Afterschool STEM Mentoring Program
The New York Academy of Sciences, in collaboration with the New York City Department of Youth and Community Development (DYCD), has developed the Afterschool STEM Mentoring Program, matching afterschool programs in New York City with graduate student members of the Academy's Science Alliance—a program that provides support and career mentoring to 8,000 graduate students and postdoctoral fellows in STEM disciplines. Academy staff members work with curriculum partners to develop lessons to train graduate students and place these students in afterschool programs as instructors and mentors, with the aim of both solidifying foundational science education and fostering better communication of science by young researchers. Afterschool programs enhance communities and enrich the lives of children by providing safe, supportive, and structured environments. According to the Office of Juvenile Justice and Delinquency Prevention, an association exists between participation in high quality afterschool programs and higher scores on standardized tests. However, DYCD's afterschool programs currently suffer a documented scarcity of quality science educators and curricula.
As a step in addressing this shortage and the lagging science achievement by New York City students, the Afterschool STEM Mentoring Program has the distinct ability to inspire high-need K-12 students with an infusion of energy, enthusiasm, and expertise. Mentors have the invaluable opportunity to work outside university walls and impart their knowledge to the students who need it most. The afterschool students, who predominantly come from underserved communities, not only receive exposure to new and engaging curricula, but they also learn from young scientists, who, while working to inspire a new generation of scientific innovators, also serve as positive role-models and mentors.
How it Works
We invite graduate student and postdoc members of the Academy's Science Alliance to apply for the Science Education Fellows Program. Selected Science Alliance members participate in pedagogical workshops and receive training to teach innovative curricula modules developed by esteemed institutions, such as FIRST, Cold Spring Harbor Laboratory, and Cornell University. Graduate student and postdoc mentors have the opportunity to choose one of five curriculum modules, including Robotics, Genetics, Earth Science, Ornithology and Biodiversity, and Space Science. They then teach these curricula and serve as mentors to students in the city's afterschool programs. Networking events are held each semester so that Science Alliance members can connect with each other and report on the challenges and successes they have encountered in the classroom.
Participating Afterschool Sites

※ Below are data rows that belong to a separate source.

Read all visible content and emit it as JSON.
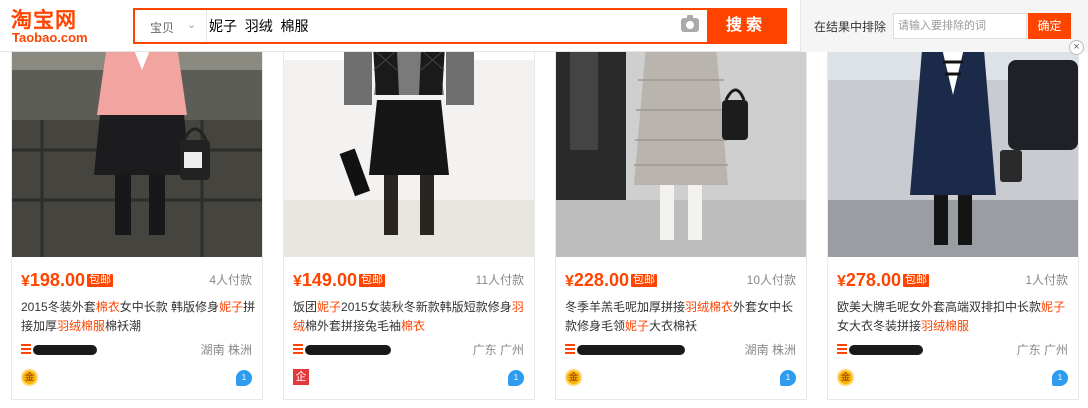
{
  "header": {
    "logo_cn": "淘宝网",
    "logo_en": "Taobao.com",
    "search": {
      "category": "宝贝",
      "query": "妮子  羽绒  棉服",
      "button": "搜索"
    },
    "filter": {
      "label": "在结果中排除",
      "placeholder": "请输入要排除的词",
      "button": "确定"
    },
    "close_symbol": "×"
  },
  "colors": {
    "accent": "#ff4400"
  },
  "badge_baoyou": "包邮",
  "currency": "¥",
  "products": [
    {
      "price": "198.00",
      "paid": "4人付款",
      "title_parts": [
        "2015冬装外套",
        "棉衣",
        "女中长款 韩版修身",
        "妮子",
        "拼接加厚",
        "羽绒棉服",
        "棉袄潮"
      ],
      "location": "湖南 株洲",
      "seller_badge": "金",
      "seller_badge_type": "gold"
    },
    {
      "price": "149.00",
      "paid": "11人付款",
      "title_parts": [
        "饭团",
        "妮子",
        "2015女装秋冬新款韩版短款修身",
        "羽绒",
        "棉外套拼接兔毛袖",
        "棉衣",
        ""
      ],
      "location": "广东 广州",
      "seller_badge": "企",
      "seller_badge_type": "enterprise"
    },
    {
      "price": "228.00",
      "paid": "10人付款",
      "title_parts": [
        "冬季羊羔毛呢加厚拼接",
        "羽绒棉衣",
        "外套女中长款修身毛领",
        "妮子",
        "大衣棉袄",
        "",
        ""
      ],
      "location": "湖南 株洲",
      "seller_badge": "金",
      "seller_badge_type": "gold"
    },
    {
      "price": "278.00",
      "paid": "1人付款",
      "title_parts": [
        "欧美大牌毛呢女外套高端双排扣中长款",
        "妮子",
        "女大衣冬装拼接",
        "羽绒棉服",
        "",
        "",
        ""
      ],
      "location": "广东 广州",
      "seller_badge": "金",
      "seller_badge_type": "gold"
    }
  ]
}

The Afterschool STEM Mentoring Program places graduate student and postdoc mentors in DYCD afterschool programs throughout the five boroughs of New York City. The DYCD determined the areas with the greatest need for afterschool services by targeting 77 zip codes according to six demographic variables: youth population; youth poverty rate; rate of youth ages 16–19 years who are not in school, not high school graduates, and not in the labor force; number of English Language Learners (ELL) students in public school; number of single parent families with related children under 18 years of age; and number of children eligible for New York State subsidized childcare. More than 60% of all DYCD programs are located in these areas, and are provided at no cost to participants. By partnering with DYCD, the Academy is able to reach students across the city who are in the greatest need of receiving extra support in STEM education and engaging with mentors who serve as positive role models.
The New York Academy of Sciences Afterschool STEM Mentoring Program, in collaboration with the New York City Department of Youth and Community Development (DYCD), will match NYC's graduate students and postdocs with afterschool programs in New York City. The program will address the dearth of access to hands-on science for underserved communities by delivering new and engaging curricula to middle school students.

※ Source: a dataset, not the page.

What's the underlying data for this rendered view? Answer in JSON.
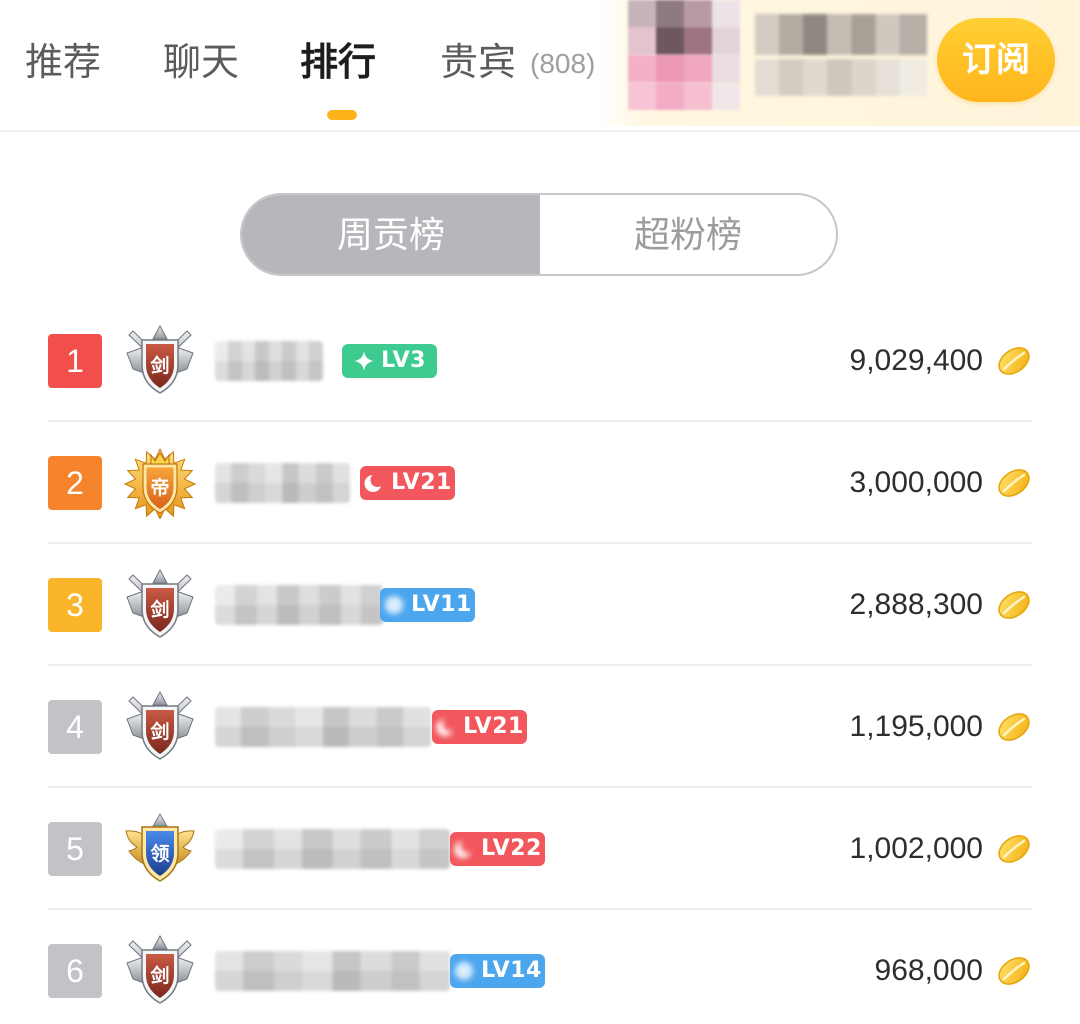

This program was made possible by generous support from the The Achelis and Bodman Foundations, The Dr. Robert C. and Veronica Atkins Foundation, Carnegie Corporation of New York, Fordham Street Foundation, Goldman Sachs Gives - Paul Walker, The William Randolph Hearst Foundations, Infosys Foundation USA, The Pamela B. and Thomas C. Jackson Fund, Drs. Gabrielle Reem and Herbert Kayden, Laurie J. Landeau, Martin Leibowitz, National Science Foundation (DRL 1223303), New York City Department of Cultural Affairs, New York Community Trust, Stavros Niarchos Foundation, The Pinkerton Foundation, PricewaterhouseCoopers, The Alfred P. Sloan Foundation, Staten Island Foundation, Verizon Foundation, and The Laura B. Vogler Foundation.
The Afterschool STEM Mentoring Program is supported in part by the National Science Foundation (DRL-1223303). Any opinions, findings, and conclusions or recommendations expressed in this material are those of the author(s) and do not necessarily reflect the views of the National Science Foundation.